**EXERCISE PROMPT**
Down to the last line, restate the records below word for word, dropping every image.
++++ INPUT FOR THIS TASK ++++
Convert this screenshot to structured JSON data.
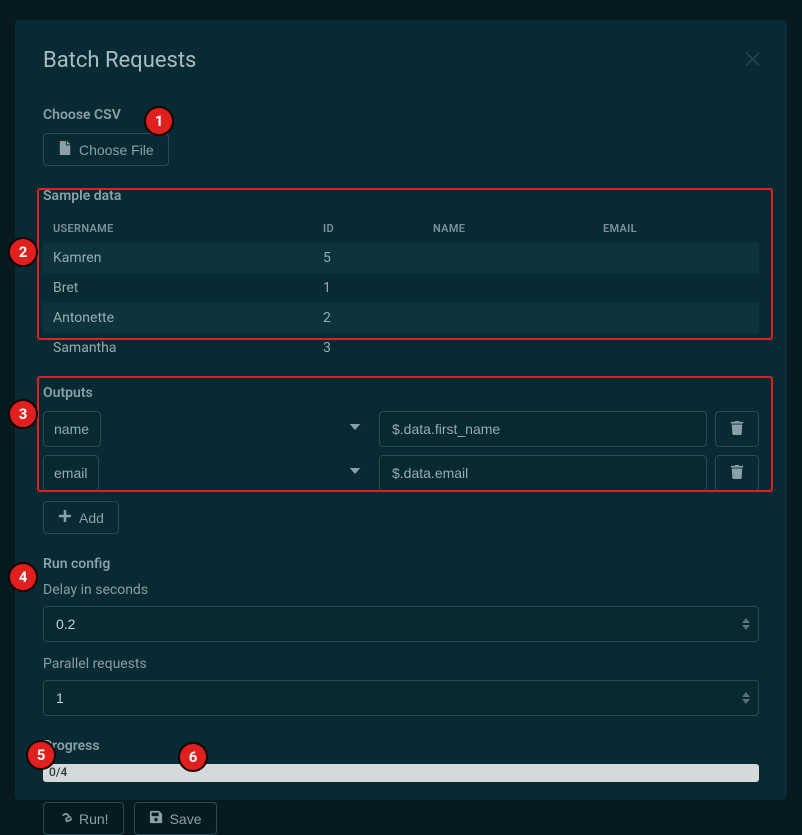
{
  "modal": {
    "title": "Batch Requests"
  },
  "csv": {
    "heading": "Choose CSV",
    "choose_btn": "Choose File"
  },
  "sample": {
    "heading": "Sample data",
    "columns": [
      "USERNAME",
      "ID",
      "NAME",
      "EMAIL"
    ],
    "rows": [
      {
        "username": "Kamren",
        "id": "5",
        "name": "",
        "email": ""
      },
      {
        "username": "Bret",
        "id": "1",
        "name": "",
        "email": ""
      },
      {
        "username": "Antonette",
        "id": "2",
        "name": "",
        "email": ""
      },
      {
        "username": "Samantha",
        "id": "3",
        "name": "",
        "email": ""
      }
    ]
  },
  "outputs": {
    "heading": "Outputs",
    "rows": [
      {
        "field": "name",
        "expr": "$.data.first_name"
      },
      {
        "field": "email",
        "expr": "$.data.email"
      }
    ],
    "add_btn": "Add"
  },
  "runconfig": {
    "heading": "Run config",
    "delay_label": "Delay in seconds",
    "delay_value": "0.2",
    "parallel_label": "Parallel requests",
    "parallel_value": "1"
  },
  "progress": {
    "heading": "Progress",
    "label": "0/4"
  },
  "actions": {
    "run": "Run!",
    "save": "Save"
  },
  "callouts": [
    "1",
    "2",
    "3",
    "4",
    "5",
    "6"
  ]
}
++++
**OUTPUT FOR THIS TASK**
Convert this screenshot to structured JSON data.
{
  "modal": {
    "title": "Batch Requests"
  },
  "csv": {
    "heading": "Choose CSV",
    "choose_btn": "Choose File"
  },
  "sample": {
    "heading": "Sample data",
    "columns": [
      "USERNAME",
      "ID",
      "NAME",
      "EMAIL"
    ],
    "rows": [
      {
        "username": "Kamren",
        "id": "5",
        "name": "",
        "email": ""
      },
      {
        "username": "Bret",
        "id": "1",
        "name": "",
        "email": ""
      },
      {
        "username": "Antonette",
        "id": "2",
        "name": "",
        "email": ""
      },
      {
        "username": "Samantha",
        "id": "3",
        "name": "",
        "email": ""
      }
    ]
  },
  "outputs": {
    "heading": "Outputs",
    "rows": [
      {
        "field": "name",
        "expr": "$.data.first_name"
      },
      {
        "field": "email",
        "expr": "$.data.email"
      }
    ],
    "add_btn": "Add"
  },
  "runconfig": {
    "heading": "Run config",
    "delay_label": "Delay in seconds",
    "delay_value": "0.2",
    "parallel_label": "Parallel requests",
    "parallel_value": "1"
  },
  "progress": {
    "heading": "Progress",
    "label": "0/4"
  },
  "actions": {
    "run": "Run!",
    "save": "Save"
  },
  "callouts": [
    "1",
    "2",
    "3",
    "4",
    "5",
    "6"
  ]
}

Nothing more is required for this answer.